You will remember the night long ago when you knew it was over. He came home late and shrugged when you asked where he’d been. You never got enough of him, no matter how desperately angry you were, so after a long interval of silence, you changed into one of his shirts from Hansen’s Auto Repair. You sidled up beside him on the sofa. While he stared at the TV and smoked, you slipped your hands up under his shirt, grazing his skin with your nails. He blinked, brought his cigarette to his lips, eyes still fixed on the screen. You leaned over and pressed your ear to his chest, listening. You wondered who else had listened to his pulse that night. What other woman had pressed close to his body, wanted to climb through hair and skin and muscle and blood to nestle inside his heart or tear it out? You could hear its smug, steady thumping along with the faint, canned laughter from the flickering shadows on the television.
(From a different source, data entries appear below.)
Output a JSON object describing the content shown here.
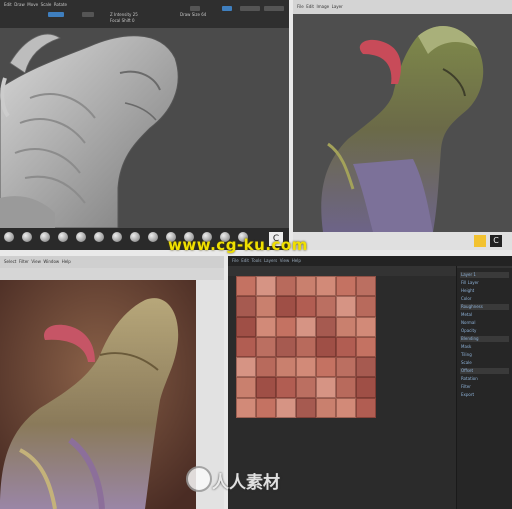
{
  "watermark": {
    "url": "www.cg-ku.com",
    "brand": "人人素材"
  },
  "zbrush": {
    "app_icon_label": "C",
    "menu_items": [
      "Edit",
      "Draw",
      "Move",
      "Scale",
      "Rotate"
    ],
    "sliders": [
      "Z Intensity 25",
      "Focal Shift 0",
      "Draw Size 64"
    ],
    "brush_count": 14
  },
  "photoshop": {
    "taskbar_icon_label": "C",
    "menu_items": [
      "File",
      "Edit",
      "Image",
      "Layer",
      "Select",
      "Filter",
      "View",
      "Window",
      "Help"
    ]
  },
  "texture_tool": {
    "menu_items": [
      "File",
      "Edit",
      "Tools",
      "Layers",
      "View",
      "Help"
    ],
    "right_panel_rows": [
      "Layer 1",
      "Fill Layer",
      "Height",
      "Color",
      "Roughness",
      "Metal",
      "Normal",
      "Opacity",
      "Blending",
      "Mask",
      "Tiling",
      "Scale",
      "Offset",
      "Rotation",
      "Filter",
      "Export"
    ]
  },
  "colors": {
    "page_bg": "#e9e9e9",
    "zbrush_bg": "#3a3a3a",
    "viewport_gray": "#505050",
    "texture_bg": "#2b2b2b",
    "watermark_yellow": "#f0e000",
    "accent_blue": "#3f7fbf"
  }
}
You slid your tongue down to his flat, brown belly. He tasted like sweat and sunshine and motor oil. His abdomen contracted, flinched. He moved his hand down to pull open the buttons of his Levis, but you needed him inside you. You raised up and took his cigarette, put it in the ashtray, smoke curling in a blue haze in front of the screen. Easing up over him, you straddled him. You were trembling, already on the edge. You felt his erection straining between your legs and you shuddered, reveling in the temporary triumph of your flesh over his.

He lifted your body off his lap in one swift movement, flipped you over on your hands and knees. It was dizzying, wanting him and hating him so much all at the same time. He slipped into you and began to move. You glanced into a mirror that hung in front of you and watched him. Your eyes met his for an instant and then, as if some ghostly director only he could see had yelled, “cut!” he looked away. He reached over to the ashtray, picked up the cigarette and took a long drag, never breaking rhythm.

“It’s you,” Elizabeth says. She stands silhouetted in front of the door, warmth and light from her flat rushing outside into the evening.

He leans with one hand above the doorbell, thumb of the other hand hooked loosely in his pocket.

“What more could you possibly want?” she says.

“I’m here for the rest of my things.”

He’s in front of you, still out of reach. You take the remote and push stop, press the button so hard your finger hurts. He can’t move now, unless you let him. You clutch at this feeling, this sense of having that always eluded you. Then you look at the remote in your hand, a piece of plastic, and the feeling slips away. You wonder who he’s with now. You know with a profound certainty that she is younger and prettier than you. You wonder if he loves her. You tell yourself it doesn’t matter.